Bayley holds a Bachelor of Science Degree in Industrial Technology and a Masters Degree in Health Administration. He is board certified as a Fellow of the American College of Healthcare Executives.
Day Street gate is open
The Day Street gate reopened Feb. 28 at 6 a.m.
The overall $1.3 million project was funded with stimulus money and includes a canopy over the road at the gate building; improvement and repair of the gate; and the addition of a restroom to the gate building.
- Name: Jenn Rowell
I grew up in the military. Mom was an Air Force nurse for a few years,
dad was a navigator on B-52s, among other things.
One grandfather served in World War II, uncle is retired Navy, other
grandfather and great-uncle served in Korea and a cousin is currently
serving in the Marine Corps. Currently, I'm the military reporter for the Great Falls Tribune in Montana. Previously,
As a military kids, we moved all over. As an adult, I've traveled all over and moved for work. But now, I'm putting down roots in Montana with my boyfriend. We just bought a house and are slowly but surely making it our home. We have more land that we know what to do with at the moment. Now we're getting a garden started, tearing down walls and having loads of fun at what we call the Homestead.
In a part life, I did PR for the guy who built the Vietnam Veterans Memorial on the National Mall, social media for the National Museum of Health and Medicine, before that, edited two military
technology magazines for a publishing group in the DC area and before
that, I was the military reporter (among other things) at the Montgomery
Advertiser, covering Maxwell Air Force Base, the Alabama National
Guard, veterans and anything else military related in the area. And in
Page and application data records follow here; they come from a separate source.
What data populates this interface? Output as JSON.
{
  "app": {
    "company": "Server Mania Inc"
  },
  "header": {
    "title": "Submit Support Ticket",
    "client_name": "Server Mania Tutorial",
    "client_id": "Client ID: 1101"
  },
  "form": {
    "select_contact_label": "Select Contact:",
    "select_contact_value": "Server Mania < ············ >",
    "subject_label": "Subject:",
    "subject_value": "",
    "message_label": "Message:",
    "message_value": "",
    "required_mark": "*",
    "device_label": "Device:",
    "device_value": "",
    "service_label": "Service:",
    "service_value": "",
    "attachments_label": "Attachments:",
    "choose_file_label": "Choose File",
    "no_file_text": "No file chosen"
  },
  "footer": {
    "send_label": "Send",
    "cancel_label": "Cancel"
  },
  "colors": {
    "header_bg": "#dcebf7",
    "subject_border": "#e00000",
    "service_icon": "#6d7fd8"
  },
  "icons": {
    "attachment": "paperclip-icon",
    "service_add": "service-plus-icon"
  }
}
between all of that, I leave town, preferably the country, whenever
possible. It all started when I spent a semester in New Zealand.
View my complete profile